== Problem to solve ==
Your response must be made up of each line in the data below that contains the string "icon".

[Element data from apps and pages]
BEGIN
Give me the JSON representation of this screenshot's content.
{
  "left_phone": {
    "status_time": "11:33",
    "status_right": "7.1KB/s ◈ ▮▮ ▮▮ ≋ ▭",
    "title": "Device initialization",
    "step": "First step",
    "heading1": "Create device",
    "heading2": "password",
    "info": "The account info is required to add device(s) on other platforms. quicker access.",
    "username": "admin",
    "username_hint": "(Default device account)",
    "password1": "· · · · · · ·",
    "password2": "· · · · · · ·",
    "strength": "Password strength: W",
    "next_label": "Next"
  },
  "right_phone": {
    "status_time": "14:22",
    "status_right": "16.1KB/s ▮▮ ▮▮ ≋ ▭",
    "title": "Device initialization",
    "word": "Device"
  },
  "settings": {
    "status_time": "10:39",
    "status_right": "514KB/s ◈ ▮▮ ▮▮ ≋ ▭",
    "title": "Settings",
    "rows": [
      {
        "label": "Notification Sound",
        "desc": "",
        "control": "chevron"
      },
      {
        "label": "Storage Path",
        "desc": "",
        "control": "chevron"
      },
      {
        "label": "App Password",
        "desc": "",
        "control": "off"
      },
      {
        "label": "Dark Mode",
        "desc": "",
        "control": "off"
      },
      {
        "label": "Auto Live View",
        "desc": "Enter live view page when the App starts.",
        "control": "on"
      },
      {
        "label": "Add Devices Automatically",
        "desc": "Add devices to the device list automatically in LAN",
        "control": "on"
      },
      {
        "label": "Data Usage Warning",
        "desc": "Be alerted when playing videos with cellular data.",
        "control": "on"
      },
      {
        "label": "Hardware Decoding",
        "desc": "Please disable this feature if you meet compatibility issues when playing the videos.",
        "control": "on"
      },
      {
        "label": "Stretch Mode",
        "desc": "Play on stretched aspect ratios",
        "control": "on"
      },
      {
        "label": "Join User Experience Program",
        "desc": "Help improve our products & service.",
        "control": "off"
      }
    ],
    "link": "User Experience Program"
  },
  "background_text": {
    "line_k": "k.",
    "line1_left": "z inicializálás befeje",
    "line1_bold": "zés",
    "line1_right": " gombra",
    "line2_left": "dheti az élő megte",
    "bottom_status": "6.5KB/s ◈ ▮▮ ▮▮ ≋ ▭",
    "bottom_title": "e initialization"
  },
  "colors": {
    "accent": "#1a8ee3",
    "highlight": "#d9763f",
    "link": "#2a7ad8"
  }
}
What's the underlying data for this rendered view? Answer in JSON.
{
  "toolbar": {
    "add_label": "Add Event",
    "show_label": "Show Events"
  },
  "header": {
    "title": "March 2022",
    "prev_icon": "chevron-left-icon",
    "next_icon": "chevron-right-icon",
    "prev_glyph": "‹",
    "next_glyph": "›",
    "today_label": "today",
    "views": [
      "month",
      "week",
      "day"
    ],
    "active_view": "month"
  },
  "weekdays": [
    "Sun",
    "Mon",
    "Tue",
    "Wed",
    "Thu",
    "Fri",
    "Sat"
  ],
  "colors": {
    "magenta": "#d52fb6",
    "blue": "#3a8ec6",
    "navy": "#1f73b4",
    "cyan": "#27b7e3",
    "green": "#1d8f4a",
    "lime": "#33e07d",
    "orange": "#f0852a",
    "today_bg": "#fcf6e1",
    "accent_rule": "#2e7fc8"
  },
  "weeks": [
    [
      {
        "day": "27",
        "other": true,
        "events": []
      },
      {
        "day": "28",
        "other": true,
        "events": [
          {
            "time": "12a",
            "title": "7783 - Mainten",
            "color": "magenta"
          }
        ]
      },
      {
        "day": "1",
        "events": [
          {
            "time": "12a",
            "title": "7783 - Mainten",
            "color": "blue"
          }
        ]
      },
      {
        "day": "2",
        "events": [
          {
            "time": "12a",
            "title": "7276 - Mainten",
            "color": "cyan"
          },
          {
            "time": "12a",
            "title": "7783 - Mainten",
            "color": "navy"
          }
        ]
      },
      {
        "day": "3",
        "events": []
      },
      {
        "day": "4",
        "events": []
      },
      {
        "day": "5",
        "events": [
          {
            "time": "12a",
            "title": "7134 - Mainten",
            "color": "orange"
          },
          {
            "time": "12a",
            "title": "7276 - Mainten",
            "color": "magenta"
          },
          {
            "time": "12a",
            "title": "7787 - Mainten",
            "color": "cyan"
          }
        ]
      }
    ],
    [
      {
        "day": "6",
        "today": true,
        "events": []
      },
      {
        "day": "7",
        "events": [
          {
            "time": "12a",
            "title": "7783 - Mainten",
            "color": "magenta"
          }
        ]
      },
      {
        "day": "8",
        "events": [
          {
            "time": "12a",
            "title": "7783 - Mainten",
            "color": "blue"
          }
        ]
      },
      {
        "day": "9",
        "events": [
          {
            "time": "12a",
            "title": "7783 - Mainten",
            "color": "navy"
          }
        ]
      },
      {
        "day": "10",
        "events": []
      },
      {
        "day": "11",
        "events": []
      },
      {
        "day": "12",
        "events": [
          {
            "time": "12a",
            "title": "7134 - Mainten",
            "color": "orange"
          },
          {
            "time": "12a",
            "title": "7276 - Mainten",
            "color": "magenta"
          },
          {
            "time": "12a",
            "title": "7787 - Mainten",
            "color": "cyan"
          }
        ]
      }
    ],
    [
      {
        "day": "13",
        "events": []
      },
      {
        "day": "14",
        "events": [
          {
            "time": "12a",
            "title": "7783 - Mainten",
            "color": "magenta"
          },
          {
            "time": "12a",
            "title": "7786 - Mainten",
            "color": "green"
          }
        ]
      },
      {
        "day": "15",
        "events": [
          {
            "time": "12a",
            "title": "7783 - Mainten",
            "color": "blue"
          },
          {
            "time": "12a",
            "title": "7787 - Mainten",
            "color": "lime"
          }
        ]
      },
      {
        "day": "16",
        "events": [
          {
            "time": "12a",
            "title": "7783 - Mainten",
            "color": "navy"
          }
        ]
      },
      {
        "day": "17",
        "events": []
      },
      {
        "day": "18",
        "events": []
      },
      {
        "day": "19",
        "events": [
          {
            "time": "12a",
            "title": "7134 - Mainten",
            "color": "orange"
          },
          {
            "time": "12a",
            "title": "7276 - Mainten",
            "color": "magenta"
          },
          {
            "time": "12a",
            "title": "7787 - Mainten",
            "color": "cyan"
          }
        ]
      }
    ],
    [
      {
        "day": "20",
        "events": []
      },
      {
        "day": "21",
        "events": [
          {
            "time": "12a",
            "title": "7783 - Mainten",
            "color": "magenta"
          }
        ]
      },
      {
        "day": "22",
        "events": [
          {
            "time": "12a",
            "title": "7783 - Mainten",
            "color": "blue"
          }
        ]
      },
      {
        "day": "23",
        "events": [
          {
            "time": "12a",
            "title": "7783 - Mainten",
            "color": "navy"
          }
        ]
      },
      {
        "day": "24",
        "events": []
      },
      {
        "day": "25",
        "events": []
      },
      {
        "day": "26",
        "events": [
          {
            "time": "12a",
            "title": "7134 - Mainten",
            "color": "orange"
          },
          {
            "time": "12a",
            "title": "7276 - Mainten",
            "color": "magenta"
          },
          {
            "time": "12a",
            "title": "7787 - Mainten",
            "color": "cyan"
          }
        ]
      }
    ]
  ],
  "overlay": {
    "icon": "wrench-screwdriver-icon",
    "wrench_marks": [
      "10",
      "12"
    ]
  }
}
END
== Task answer ==
    "prev_icon": "chevron-left-icon",
    "next_icon": "chevron-right-icon",
    "icon": "wrench-screwdriver-icon",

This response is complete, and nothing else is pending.